Show all the lines in the data below that include the word "shortcut".
'''
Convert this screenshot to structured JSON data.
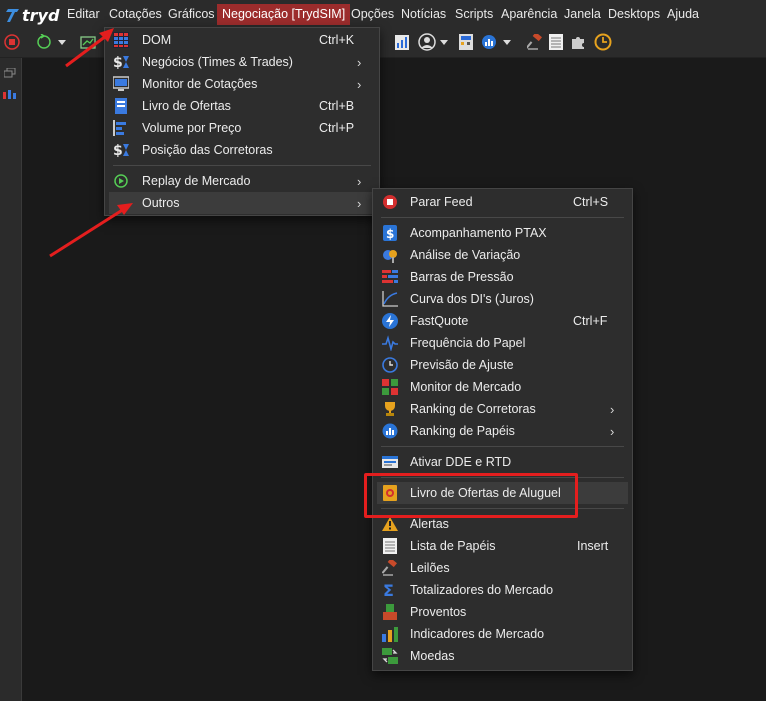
{
  "app": {
    "name": "tryd"
  },
  "menubar": {
    "items": [
      "Editar",
      "Cotações",
      "Gráficos",
      "Negociação [TrydSIM]",
      "Opções",
      "Notícias",
      "Scripts",
      "Aparência",
      "Janela",
      "Desktops",
      "Ajuda"
    ],
    "active_item": "Negociação [TrydSIM]"
  },
  "cotacoes_menu": {
    "items": [
      {
        "label": "DOM",
        "shortcut": "Ctrl+K",
        "icon": "dom-grid-icon"
      },
      {
        "label": "Negócios (Times & Trades)",
        "submenu": true,
        "icon": "dollar-hourglass-icon"
      },
      {
        "label": "Monitor de Cotações",
        "submenu": true,
        "icon": "monitor-icon"
      },
      {
        "label": "Livro de Ofertas",
        "shortcut": "Ctrl+B",
        "icon": "book-icon"
      },
      {
        "label": "Volume por Preço",
        "shortcut": "Ctrl+P",
        "icon": "volume-bars-icon"
      },
      {
        "label": "Posição das Corretoras",
        "icon": "dollar-hourglass-icon"
      },
      {
        "label": "Replay de Mercado",
        "submenu": true,
        "icon": "replay-icon"
      },
      {
        "label": "Outros",
        "submenu": true,
        "icon": ""
      }
    ],
    "highlighted": "Outros"
  },
  "outros_submenu": {
    "items": [
      {
        "label": "Parar Feed",
        "shortcut": "Ctrl+S",
        "icon": "stop-circle-icon"
      },
      {
        "label": "Acompanhamento PTAX",
        "icon": "ptax-dollar-icon"
      },
      {
        "label": "Análise de Variação",
        "icon": "variation-icon"
      },
      {
        "label": "Barras de Pressão",
        "icon": "pressure-bars-icon"
      },
      {
        "label": "Curva dos DI's (Juros)",
        "icon": "curve-icon"
      },
      {
        "label": "FastQuote",
        "shortcut": "Ctrl+F",
        "icon": "lightning-icon"
      },
      {
        "label": "Frequência do Papel",
        "icon": "pulse-icon"
      },
      {
        "label": "Previsão de Ajuste",
        "icon": "clock-icon"
      },
      {
        "label": "Monitor de Mercado",
        "icon": "market-monitor-icon"
      },
      {
        "label": "Ranking de Corretoras",
        "submenu": true,
        "icon": "trophy-icon"
      },
      {
        "label": "Ranking de Papéis",
        "submenu": true,
        "icon": "ranking-badge-icon"
      },
      {
        "label": "Ativar DDE e RTD",
        "icon": "dde-icon"
      },
      {
        "label": "Livro de Ofertas de Aluguel",
        "icon": "rental-book-icon"
      },
      {
        "label": "Alertas",
        "icon": "warning-icon"
      },
      {
        "label": "Lista de Papéis",
        "shortcut": "Insert",
        "icon": "list-icon"
      },
      {
        "label": "Leilões",
        "icon": "gavel-icon"
      },
      {
        "label": "Totalizadores do Mercado",
        "icon": "sigma-icon"
      },
      {
        "label": "Proventos",
        "icon": "proventos-icon"
      },
      {
        "label": "Indicadores de Mercado",
        "icon": "indicators-icon"
      },
      {
        "label": "Moedas",
        "icon": "currency-icon"
      }
    ],
    "highlighted": "Livro de Ofertas de Aluguel"
  },
  "colors": {
    "menubar_bg": "#2b2b2b",
    "menu_bg": "#2d2d2d",
    "active_menu": "#9c2c2c",
    "annotation_red": "#e41e1e",
    "hover": "#3c3c3c"
  }
}
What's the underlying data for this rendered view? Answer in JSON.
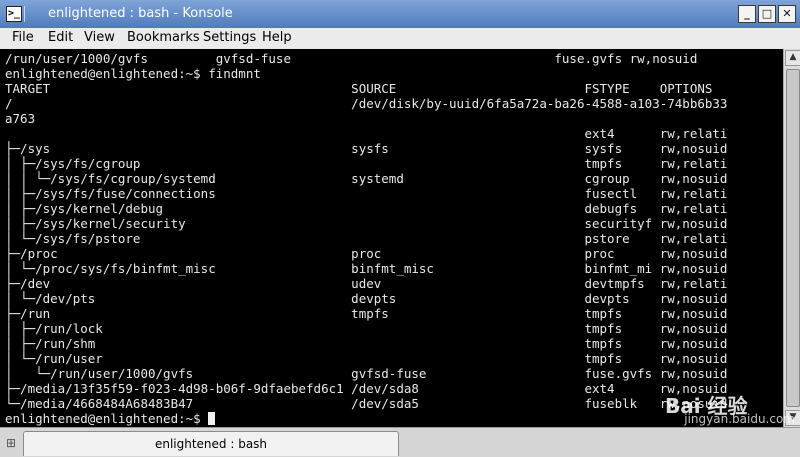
{
  "window": {
    "title": "enlightened : bash - Konsole",
    "app_icon": "terminal-app-icon",
    "app_icon_glyph": ">_",
    "buttons": [
      {
        "name": "minimize-button",
        "glyph": "_"
      },
      {
        "name": "maximize-button",
        "glyph": "□"
      },
      {
        "name": "close-button",
        "glyph": "✕"
      }
    ]
  },
  "menu": [
    "File",
    "Edit",
    "View",
    "Bookmarks",
    "Settings",
    "Help"
  ],
  "terminal": {
    "lines": [
      "/run/user/1000/gvfs         gvfsd-fuse                                   fuse.gvfs rw,nosuid",
      "enlightened@enlightened:~$ findmnt",
      "TARGET                                        SOURCE                         FSTYPE    OPTIONS",
      "/                                             /dev/disk/by-uuid/6fa5a72a-ba26-4588-a103-74bb6b33",
      "a763",
      "                                                                             ext4      rw,relati",
      "├─/sys                                        sysfs                          sysfs     rw,nosuid",
      "│ ├─/sys/fs/cgroup                                                           tmpfs     rw,relati",
      "│ │ └─/sys/fs/cgroup/systemd                  systemd                        cgroup    rw,nosuid",
      "│ ├─/sys/fs/fuse/connections                                                 fusectl   rw,relati",
      "│ ├─/sys/kernel/debug                                                        debugfs   rw,relati",
      "│ ├─/sys/kernel/security                                                     securityf rw,nosuid",
      "│ └─/sys/fs/pstore                                                           pstore    rw,relati",
      "├─/proc                                       proc                           proc      rw,nosuid",
      "│ └─/proc/sys/fs/binfmt_misc                  binfmt_misc                    binfmt_mi rw,nosuid",
      "├─/dev                                        udev                           devtmpfs  rw,relati",
      "│ └─/dev/pts                                  devpts                         devpts    rw,nosuid",
      "├─/run                                        tmpfs                          tmpfs     rw,nosuid",
      "│ ├─/run/lock                                                                tmpfs     rw,nosuid",
      "│ ├─/run/shm                                                                 tmpfs     rw,nosuid",
      "│ └─/run/user                                                                tmpfs     rw,nosuid",
      "│   └─/run/user/1000/gvfs                     gvfsd-fuse                     fuse.gvfs rw,nosuid",
      "├─/media/13f35f59-f023-4d98-b06f-9dfaebefd6c1 /dev/sda8                      ext4      rw,nosuid",
      "└─/media/4668484A68483B47                     /dev/sda5                      fuseblk   rw,nosuid"
    ],
    "prompt": "enlightened@enlightened:~$ "
  },
  "tabs": [
    {
      "label": "enlightened : bash"
    }
  ],
  "watermark": {
    "logo": "Bai 经验",
    "url": "jingyan.baidu.com"
  },
  "colors": {
    "titlebar": "#5f8bc8",
    "terminal_bg": "#000000",
    "terminal_fg": "#e8e8e8"
  }
}
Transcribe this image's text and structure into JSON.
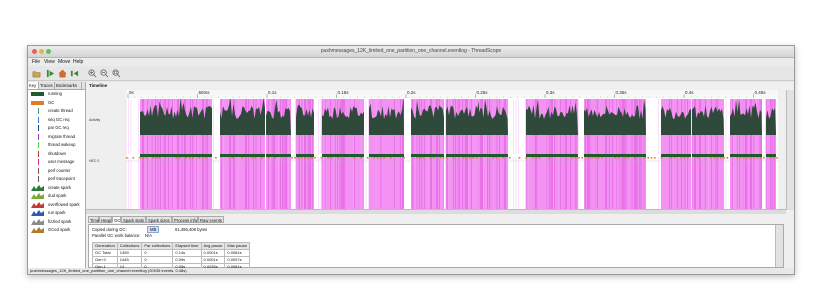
{
  "window": {
    "title": "pushmessages_12K_limited_one_partition_one_channel.eventlog - ThreadScope"
  },
  "menu": [
    "File",
    "View",
    "Move",
    "Help"
  ],
  "toolbar": {
    "icons": [
      "open-folder-icon",
      "run-icon",
      "home-icon",
      "back-icon",
      "zoom-in-icon",
      "zoom-out-icon",
      "zoom-fit-icon"
    ]
  },
  "left_tabs": [
    "Key",
    "Traces",
    "Bookmarks"
  ],
  "key_items": [
    {
      "label": "running",
      "color": "#1e5a2a",
      "style": "bar"
    },
    {
      "label": "GC",
      "color": "#e07b2a",
      "style": "bar"
    },
    {
      "label": "create thread",
      "color": "#2f9e6a",
      "style": "tick"
    },
    {
      "label": "seq GC req",
      "color": "#3a7bd5",
      "style": "tick"
    },
    {
      "label": "par GC req",
      "color": "#1d3c8e",
      "style": "tick"
    },
    {
      "label": "migrate thread",
      "color": "#9c3fc1",
      "style": "tick"
    },
    {
      "label": "thread wakeup",
      "color": "#6acb45",
      "style": "tick"
    },
    {
      "label": "shutdown",
      "color": "#c43131",
      "style": "tick"
    },
    {
      "label": "user message",
      "color": "#d92a8a",
      "style": "tick"
    },
    {
      "label": "perf counter",
      "color": "#8a5b2a",
      "style": "tick"
    },
    {
      "label": "perf tracepoint",
      "color": "#5a5a5a",
      "style": "tick"
    },
    {
      "label": "create spark",
      "color": "#2b7a3b",
      "style": "spark"
    },
    {
      "label": "dud spark",
      "color": "#7aa83a",
      "style": "spark"
    },
    {
      "label": "overflowed spark",
      "color": "#c33a3a",
      "style": "spark"
    },
    {
      "label": "run spark",
      "color": "#2f58b0",
      "style": "spark"
    },
    {
      "label": "fizzled spark",
      "color": "#8a8a8a",
      "style": "spark"
    },
    {
      "label": "GCed spark",
      "color": "#b07a2a",
      "style": "spark"
    }
  ],
  "timeline": {
    "header": "Timeline",
    "ticks": [
      "0s",
      "50ms",
      "0.1s",
      "0.15s",
      "0.2s",
      "0.25s",
      "0.3s",
      "0.35s",
      "0.4s",
      "0.45s"
    ],
    "row_labels": [
      "Activity",
      "HEC 0"
    ],
    "colors": {
      "activity": "#2f4a3a",
      "gc_fill": "#f06ef0",
      "gc_bar": "#e07b2a",
      "running": "#1e5a2a"
    }
  },
  "bottom_tabs": [
    "Time",
    "Heap",
    "GC",
    "Spark stats",
    "Spark sizes",
    "Process info",
    "Raw events"
  ],
  "gc_stats": {
    "copied_label": "Copied during GC:",
    "copied_unit": "MB",
    "copied_value": "61,496,408 bytes",
    "balance_label": "Parallel GC work balance:",
    "balance_value": "N/A",
    "headers": [
      "Generation",
      "Collections",
      "Par collections",
      "Elapsed time",
      "Avg pause",
      "Max pause"
    ],
    "rows": [
      [
        "GC Total",
        "1459",
        "0",
        "0.14s",
        "0.0001s",
        "0.0081s"
      ],
      [
        "Gen 0",
        "1445",
        "0",
        "0.09s",
        "0.0001s",
        "0.0007s"
      ],
      [
        "Gen 1",
        "14",
        "0",
        "0.05s",
        "0.0035s",
        "0.0081s"
      ]
    ]
  },
  "status": "pushmessages_12K_limited_one_partition_one_channel.eventlog (20935 events, 0.48s)"
}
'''
### Exercise result
        "shortcut": "Ctrl+K",
        "shortcut": "Ctrl+B",
        "shortcut": "Ctrl+P",
        "shortcut": "Ctrl+S",
        "shortcut": "Ctrl+F",
        "shortcut": "Insert",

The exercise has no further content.